[3] “Discovered ERW/UXO and consequences of their detonation in 2015,” sent by the Ministry of Interior of the Republic of Serbia, Secretariat, Department for Information of Public Importance and Personal Data Protection; prepared by Department for Analytics, Sector for Analytics, Telecommunications and Information technologies; and, “Overview of the unexploded ordinance (UXO) and ERW found in the period January–December 2014 and January–March 2015,” sent by the Ministry of Interior, Cabinet of the Minister, Bureau for Information of Public Importance, No. 6393/15-2; and Monitor media review 1 January to 31 December 2014.

[4] “Discovered ERW/UXO and consequences of their detonation in the period January – April 2917,” sent by Jasmina Vasiljević, Ministry of Internal Affairs, 24 May 2017.

[6]Explosions blasted a military facility in Medna,” Politika, 28 February 2017; and “The cause of the tragedy in TRZ ‘Medna’ is unknown,” Glavne Vesti, 26 June 2017.

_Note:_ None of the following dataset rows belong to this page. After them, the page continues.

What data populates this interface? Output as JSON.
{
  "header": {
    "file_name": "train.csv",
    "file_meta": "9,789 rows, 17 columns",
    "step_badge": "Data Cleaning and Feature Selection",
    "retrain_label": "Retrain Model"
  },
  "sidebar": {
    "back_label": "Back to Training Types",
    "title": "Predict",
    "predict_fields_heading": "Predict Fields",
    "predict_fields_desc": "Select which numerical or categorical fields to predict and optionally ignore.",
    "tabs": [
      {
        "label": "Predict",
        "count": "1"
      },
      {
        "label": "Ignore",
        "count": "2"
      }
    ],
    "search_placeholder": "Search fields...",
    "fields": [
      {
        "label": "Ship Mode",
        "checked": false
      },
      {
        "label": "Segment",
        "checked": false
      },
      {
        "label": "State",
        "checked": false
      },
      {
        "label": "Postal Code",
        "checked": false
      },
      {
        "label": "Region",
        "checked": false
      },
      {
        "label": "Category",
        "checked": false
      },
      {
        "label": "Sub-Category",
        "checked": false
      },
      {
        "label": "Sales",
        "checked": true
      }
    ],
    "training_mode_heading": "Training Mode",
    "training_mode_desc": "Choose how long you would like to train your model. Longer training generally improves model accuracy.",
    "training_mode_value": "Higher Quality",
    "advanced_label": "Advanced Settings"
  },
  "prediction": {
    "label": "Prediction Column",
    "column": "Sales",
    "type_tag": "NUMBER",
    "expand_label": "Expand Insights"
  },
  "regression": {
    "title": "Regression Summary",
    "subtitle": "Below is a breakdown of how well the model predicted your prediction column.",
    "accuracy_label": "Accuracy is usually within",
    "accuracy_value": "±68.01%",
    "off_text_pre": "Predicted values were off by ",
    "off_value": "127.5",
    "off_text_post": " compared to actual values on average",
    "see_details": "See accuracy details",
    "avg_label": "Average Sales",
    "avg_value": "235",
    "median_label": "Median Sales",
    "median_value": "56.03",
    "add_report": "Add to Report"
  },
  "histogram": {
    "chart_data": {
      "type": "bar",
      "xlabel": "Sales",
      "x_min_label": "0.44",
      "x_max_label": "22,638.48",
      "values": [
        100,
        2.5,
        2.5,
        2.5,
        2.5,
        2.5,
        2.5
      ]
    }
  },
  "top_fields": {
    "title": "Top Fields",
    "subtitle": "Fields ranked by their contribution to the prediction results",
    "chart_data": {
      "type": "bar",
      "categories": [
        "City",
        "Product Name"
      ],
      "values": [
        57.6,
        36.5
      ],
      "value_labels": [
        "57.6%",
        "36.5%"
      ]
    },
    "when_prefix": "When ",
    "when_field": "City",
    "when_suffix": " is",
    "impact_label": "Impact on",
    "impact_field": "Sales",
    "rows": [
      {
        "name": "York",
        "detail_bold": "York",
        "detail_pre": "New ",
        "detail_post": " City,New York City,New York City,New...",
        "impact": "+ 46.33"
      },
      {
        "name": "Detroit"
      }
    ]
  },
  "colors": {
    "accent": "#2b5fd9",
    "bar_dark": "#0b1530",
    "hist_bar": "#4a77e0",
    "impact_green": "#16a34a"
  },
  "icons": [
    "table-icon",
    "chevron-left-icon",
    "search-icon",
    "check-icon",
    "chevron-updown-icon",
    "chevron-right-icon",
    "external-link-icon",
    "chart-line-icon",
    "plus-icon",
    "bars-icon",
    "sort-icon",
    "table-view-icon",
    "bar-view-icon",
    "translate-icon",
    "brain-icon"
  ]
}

[7] Email from Srecko Gavrilovic, Ministry of Defense, 13 July 2009; and Norwegian People’s Aid (NPA), “Report on the impact of unexploded cluster submunitions in Serbia,” NPA Belgrade, January 2009, pp. 40–41.

[8] This figure includes 260 mine survivors registered in Montenegro. Presentation of Serbia and Montenegro, Standing Committee on Victim Assistance and Socio-Economic Reintegration, Geneva, 10 February 2004; and Mine Ban Treaty Article 7 Report, Form J, 25 October 2004.

[9] Letter from Jasmina Vasiljevic, Ministry of Interior, Belgrade, 1 March 2013. The submunition was identified as a remnant from NATO bombing in 1999. “Army chief says cluster bomb deaths ‘his responsibility,’B92 (Kopaonik), 1 August 2012; “Eksplozijana Kopaoniku, Diković: Ja sam odgovoran” (“The explosion in Kopaonik, Diković: I am responsible”), Novosti (Belgrade), 1 August 2012; “News” (“Vesti”) television program, Radio Television of Serbia (RTS), 1 August 2012; “Bomba ubila deminera i upalilavrh Kopaonika!” (“Bomb kills a deminer and puts the Kopaonik peak on fire!”), Novosti (Belgrade), 13 September 2012; and “Pirotehničar stradao od kasetne bombe” (“Deminer killed by a cluster bomb”), RTS, 13 September 2012.

[10] “Yellow Killers, the Impact of Cluster Munitions in Serbia and Montenegro,” NPA Belgrade, January 2007, pp. 39 and 56.

[11] “Report on the impact of unexploded cluster submunitions in Serbia,” NPA Belgrade, January 2009, p. 10.